**TASK TO CARRY OUT**. Repeat the entries below exactly, pictures excluded.

**EXERCISE DATA**.
========

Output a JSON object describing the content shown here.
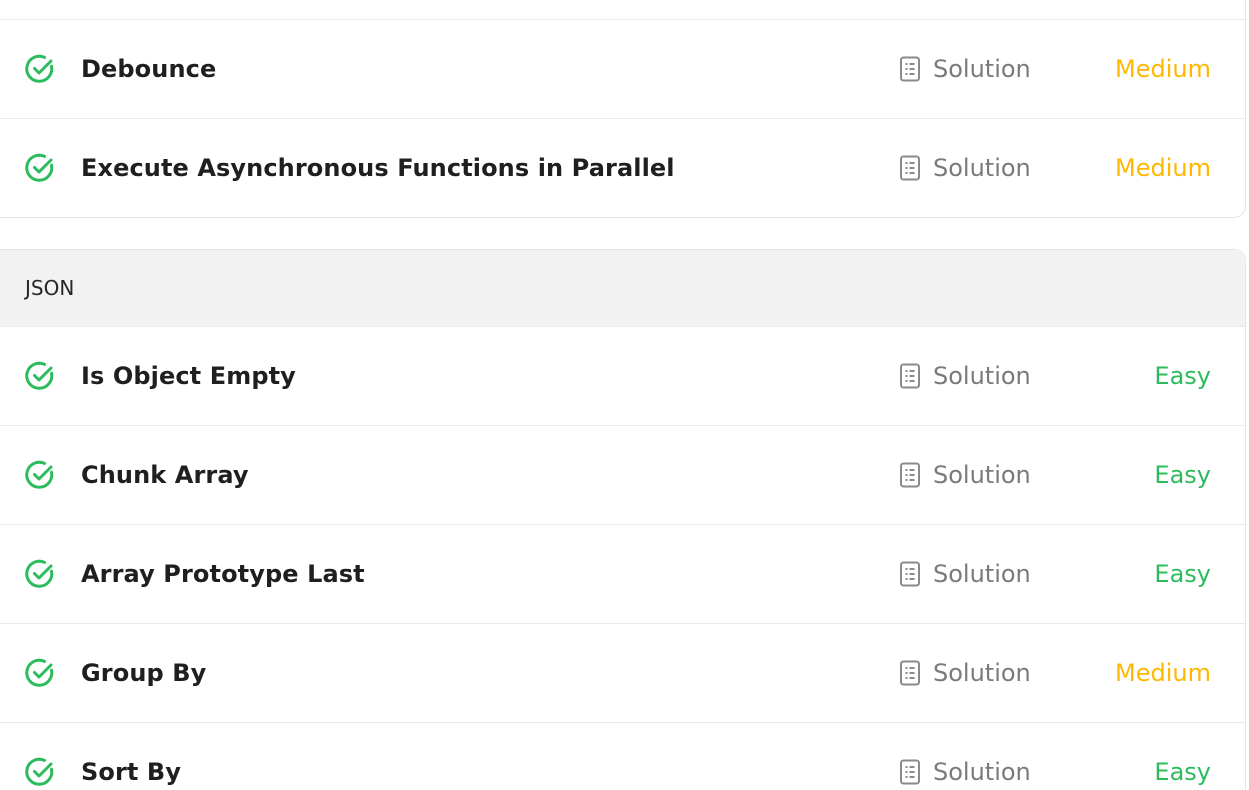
{
  "colors": {
    "easy": "#2cbb5d",
    "medium": "#ffb800",
    "check": "#2cbb5d",
    "solution_text": "#7a7a7a"
  },
  "icons": {
    "status": "check-circle-icon",
    "solution": "document-icon"
  },
  "top_group": {
    "problems": [
      {
        "title": "Debounce",
        "solution_label": "Solution",
        "difficulty": "Medium"
      },
      {
        "title": "Execute Asynchronous Functions in Parallel",
        "solution_label": "Solution",
        "difficulty": "Medium"
      }
    ]
  },
  "json_group": {
    "header": "JSON",
    "problems": [
      {
        "title": "Is Object Empty",
        "solution_label": "Solution",
        "difficulty": "Easy"
      },
      {
        "title": "Chunk Array",
        "solution_label": "Solution",
        "difficulty": "Easy"
      },
      {
        "title": "Array Prototype Last",
        "solution_label": "Solution",
        "difficulty": "Easy"
      },
      {
        "title": "Group By",
        "solution_label": "Solution",
        "difficulty": "Medium"
      },
      {
        "title": "Sort By",
        "solution_label": "Solution",
        "difficulty": "Easy"
      }
    ]
  }
}
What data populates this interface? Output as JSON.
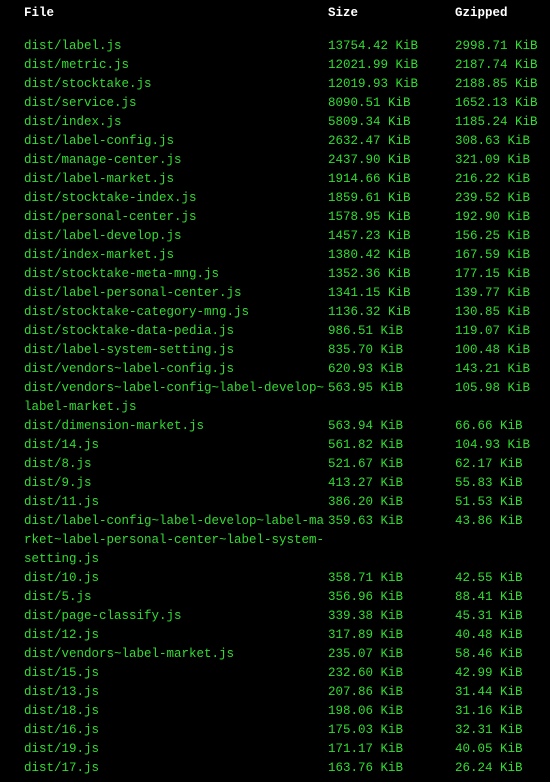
{
  "headers": {
    "file": "File",
    "size": "Size",
    "gzipped": "Gzipped"
  },
  "chart_data": {
    "type": "table",
    "columns": [
      "File",
      "Size",
      "Gzipped"
    ],
    "rows": [
      {
        "file": "dist/label.js",
        "size": "13754.42 KiB",
        "gzipped": "2998.71 KiB"
      },
      {
        "file": "dist/metric.js",
        "size": "12021.99 KiB",
        "gzipped": "2187.74 KiB"
      },
      {
        "file": "dist/stocktake.js",
        "size": "12019.93 KiB",
        "gzipped": "2188.85 KiB"
      },
      {
        "file": "dist/service.js",
        "size": "8090.51 KiB",
        "gzipped": "1652.13 KiB"
      },
      {
        "file": "dist/index.js",
        "size": "5809.34 KiB",
        "gzipped": "1185.24 KiB"
      },
      {
        "file": "dist/label-config.js",
        "size": "2632.47 KiB",
        "gzipped": "308.63 KiB"
      },
      {
        "file": "dist/manage-center.js",
        "size": "2437.90 KiB",
        "gzipped": "321.09 KiB"
      },
      {
        "file": "dist/label-market.js",
        "size": "1914.66 KiB",
        "gzipped": "216.22 KiB"
      },
      {
        "file": "dist/stocktake-index.js",
        "size": "1859.61 KiB",
        "gzipped": "239.52 KiB"
      },
      {
        "file": "dist/personal-center.js",
        "size": "1578.95 KiB",
        "gzipped": "192.90 KiB"
      },
      {
        "file": "dist/label-develop.js",
        "size": "1457.23 KiB",
        "gzipped": "156.25 KiB"
      },
      {
        "file": "dist/index-market.js",
        "size": "1380.42 KiB",
        "gzipped": "167.59 KiB"
      },
      {
        "file": "dist/stocktake-meta-mng.js",
        "size": "1352.36 KiB",
        "gzipped": "177.15 KiB"
      },
      {
        "file": "dist/label-personal-center.js",
        "size": "1341.15 KiB",
        "gzipped": "139.77 KiB"
      },
      {
        "file": "dist/stocktake-category-mng.js",
        "size": "1136.32 KiB",
        "gzipped": "130.85 KiB"
      },
      {
        "file": "dist/stocktake-data-pedia.js",
        "size": "986.51 KiB",
        "gzipped": "119.07 KiB"
      },
      {
        "file": "dist/label-system-setting.js",
        "size": "835.70 KiB",
        "gzipped": "100.48 KiB"
      },
      {
        "file": "dist/vendors~label-config.js",
        "size": "620.93 KiB",
        "gzipped": "143.21 KiB"
      },
      {
        "file": "dist/vendors~label-config~label-develop~label-market.js",
        "size": "563.95 KiB",
        "gzipped": "105.98 KiB"
      },
      {
        "file": "dist/dimension-market.js",
        "size": "563.94 KiB",
        "gzipped": "66.66 KiB"
      },
      {
        "file": "dist/14.js",
        "size": "561.82 KiB",
        "gzipped": "104.93 KiB"
      },
      {
        "file": "dist/8.js",
        "size": "521.67 KiB",
        "gzipped": "62.17 KiB"
      },
      {
        "file": "dist/9.js",
        "size": "413.27 KiB",
        "gzipped": "55.83 KiB"
      },
      {
        "file": "dist/11.js",
        "size": "386.20 KiB",
        "gzipped": "51.53 KiB"
      },
      {
        "file": "dist/label-config~label-develop~label-market~label-personal-center~label-system-setting.js",
        "size": "359.63 KiB",
        "gzipped": "43.86 KiB"
      },
      {
        "file": "dist/10.js",
        "size": "358.71 KiB",
        "gzipped": "42.55 KiB"
      },
      {
        "file": "dist/5.js",
        "size": "356.96 KiB",
        "gzipped": "88.41 KiB"
      },
      {
        "file": "dist/page-classify.js",
        "size": "339.38 KiB",
        "gzipped": "45.31 KiB"
      },
      {
        "file": "dist/12.js",
        "size": "317.89 KiB",
        "gzipped": "40.48 KiB"
      },
      {
        "file": "dist/vendors~label-market.js",
        "size": "235.07 KiB",
        "gzipped": "58.46 KiB"
      },
      {
        "file": "dist/15.js",
        "size": "232.60 KiB",
        "gzipped": "42.99 KiB"
      },
      {
        "file": "dist/13.js",
        "size": "207.86 KiB",
        "gzipped": "31.44 KiB"
      },
      {
        "file": "dist/18.js",
        "size": "198.06 KiB",
        "gzipped": "31.16 KiB"
      },
      {
        "file": "dist/16.js",
        "size": "175.03 KiB",
        "gzipped": "32.31 KiB"
      },
      {
        "file": "dist/19.js",
        "size": "171.17 KiB",
        "gzipped": "40.05 KiB"
      },
      {
        "file": "dist/17.js",
        "size": "163.76 KiB",
        "gzipped": "26.24 KiB"
      }
    ]
  }
}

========

**RESPONSE AREA**.
Output a JSON object describing the content shown here.
{
  "colors": {
    "easy": "#2cbb5d",
    "medium": "#ffb800",
    "check": "#2cbb5d",
    "solution_text": "#7a7a7a"
  },
  "icons": {
    "status": "check-circle-icon",
    "solution": "document-icon"
  },
  "top_group": {
    "problems": [
      {
        "title": "Debounce",
        "solution_label": "Solution",
        "difficulty": "Medium"
      },
      {
        "title": "Execute Asynchronous Functions in Parallel",
        "solution_label": "Solution",
        "difficulty": "Medium"
      }
    ]
  },
  "json_group": {
    "header": "JSON",
    "problems": [
      {
        "title": "Is Object Empty",
        "solution_label": "Solution",
        "difficulty": "Easy"
      },
      {
        "title": "Chunk Array",
        "solution_label": "Solution",
        "difficulty": "Easy"
      },
      {
        "title": "Array Prototype Last",
        "solution_label": "Solution",
        "difficulty": "Easy"
      },
      {
        "title": "Group By",
        "solution_label": "Solution",
        "difficulty": "Medium"
      },
      {
        "title": "Sort By",
        "solution_label": "Solution",
        "difficulty": "Easy"
      }
    ]
  }
}
What data populates this interface? Output as JSON.
{
  "headers": {
    "file": "File",
    "size": "Size",
    "gzipped": "Gzipped"
  },
  "chart_data": {
    "type": "table",
    "columns": [
      "File",
      "Size",
      "Gzipped"
    ],
    "rows": [
      {
        "file": "dist/label.js",
        "size": "13754.42 KiB",
        "gzipped": "2998.71 KiB"
      },
      {
        "file": "dist/metric.js",
        "size": "12021.99 KiB",
        "gzipped": "2187.74 KiB"
      },
      {
        "file": "dist/stocktake.js",
        "size": "12019.93 KiB",
        "gzipped": "2188.85 KiB"
      },
      {
        "file": "dist/service.js",
        "size": "8090.51 KiB",
        "gzipped": "1652.13 KiB"
      },
      {
        "file": "dist/index.js",
        "size": "5809.34 KiB",
        "gzipped": "1185.24 KiB"
      },
      {
        "file": "dist/label-config.js",
        "size": "2632.47 KiB",
        "gzipped": "308.63 KiB"
      },
      {
        "file": "dist/manage-center.js",
        "size": "2437.90 KiB",
        "gzipped": "321.09 KiB"
      },
      {
        "file": "dist/label-market.js",
        "size": "1914.66 KiB",
        "gzipped": "216.22 KiB"
      },
      {
        "file": "dist/stocktake-index.js",
        "size": "1859.61 KiB",
        "gzipped": "239.52 KiB"
      },
      {
        "file": "dist/personal-center.js",
        "size": "1578.95 KiB",
        "gzipped": "192.90 KiB"
      },
      {
        "file": "dist/label-develop.js",
        "size": "1457.23 KiB",
        "gzipped": "156.25 KiB"
      },
      {
        "file": "dist/index-market.js",
        "size": "1380.42 KiB",
        "gzipped": "167.59 KiB"
      },
      {
        "file": "dist/stocktake-meta-mng.js",
        "size": "1352.36 KiB",
        "gzipped": "177.15 KiB"
      },
      {
        "file": "dist/label-personal-center.js",
        "size": "1341.15 KiB",
        "gzipped": "139.77 KiB"
      },
      {
        "file": "dist/stocktake-category-mng.js",
        "size": "1136.32 KiB",
        "gzipped": "130.85 KiB"
      },
      {
        "file": "dist/stocktake-data-pedia.js",
        "size": "986.51 KiB",
        "gzipped": "119.07 KiB"
      },
      {
        "file": "dist/label-system-setting.js",
        "size": "835.70 KiB",
        "gzipped": "100.48 KiB"
      },
      {
        "file": "dist/vendors~label-config.js",
        "size": "620.93 KiB",
        "gzipped": "143.21 KiB"
      },
      {
        "file": "dist/vendors~label-config~label-develop~label-market.js",
        "size": "563.95 KiB",
        "gzipped": "105.98 KiB"
      },
      {
        "file": "dist/dimension-market.js",
        "size": "563.94 KiB",
        "gzipped": "66.66 KiB"
      },
      {
        "file": "dist/14.js",
        "size": "561.82 KiB",
        "gzipped": "104.93 KiB"
      },
      {
        "file": "dist/8.js",
        "size": "521.67 KiB",
        "gzipped": "62.17 KiB"
      },
      {
        "file": "dist/9.js",
        "size": "413.27 KiB",
        "gzipped": "55.83 KiB"
      },
      {
        "file": "dist/11.js",
        "size": "386.20 KiB",
        "gzipped": "51.53 KiB"
      },
      {
        "file": "dist/label-config~label-develop~label-market~label-personal-center~label-system-setting.js",
        "size": "359.63 KiB",
        "gzipped": "43.86 KiB"
      },
      {
        "file": "dist/10.js",
        "size": "358.71 KiB",
        "gzipped": "42.55 KiB"
      },
      {
        "file": "dist/5.js",
        "size": "356.96 KiB",
        "gzipped": "88.41 KiB"
      },
      {
        "file": "dist/page-classify.js",
        "size": "339.38 KiB",
        "gzipped": "45.31 KiB"
      },
      {
        "file": "dist/12.js",
        "size": "317.89 KiB",
        "gzipped": "40.48 KiB"
      },
      {
        "file": "dist/vendors~label-market.js",
        "size": "235.07 KiB",
        "gzipped": "58.46 KiB"
      },
      {
        "file": "dist/15.js",
        "size": "232.60 KiB",
        "gzipped": "42.99 KiB"
      },
      {
        "file": "dist/13.js",
        "size": "207.86 KiB",
        "gzipped": "31.44 KiB"
      },
      {
        "file": "dist/18.js",
        "size": "198.06 KiB",
        "gzipped": "31.16 KiB"
      },
      {
        "file": "dist/16.js",
        "size": "175.03 KiB",
        "gzipped": "32.31 KiB"
      },
      {
        "file": "dist/19.js",
        "size": "171.17 KiB",
        "gzipped": "40.05 KiB"
      },
      {
        "file": "dist/17.js",
        "size": "163.76 KiB",
        "gzipped": "26.24 KiB"
      }
    ]
  }
}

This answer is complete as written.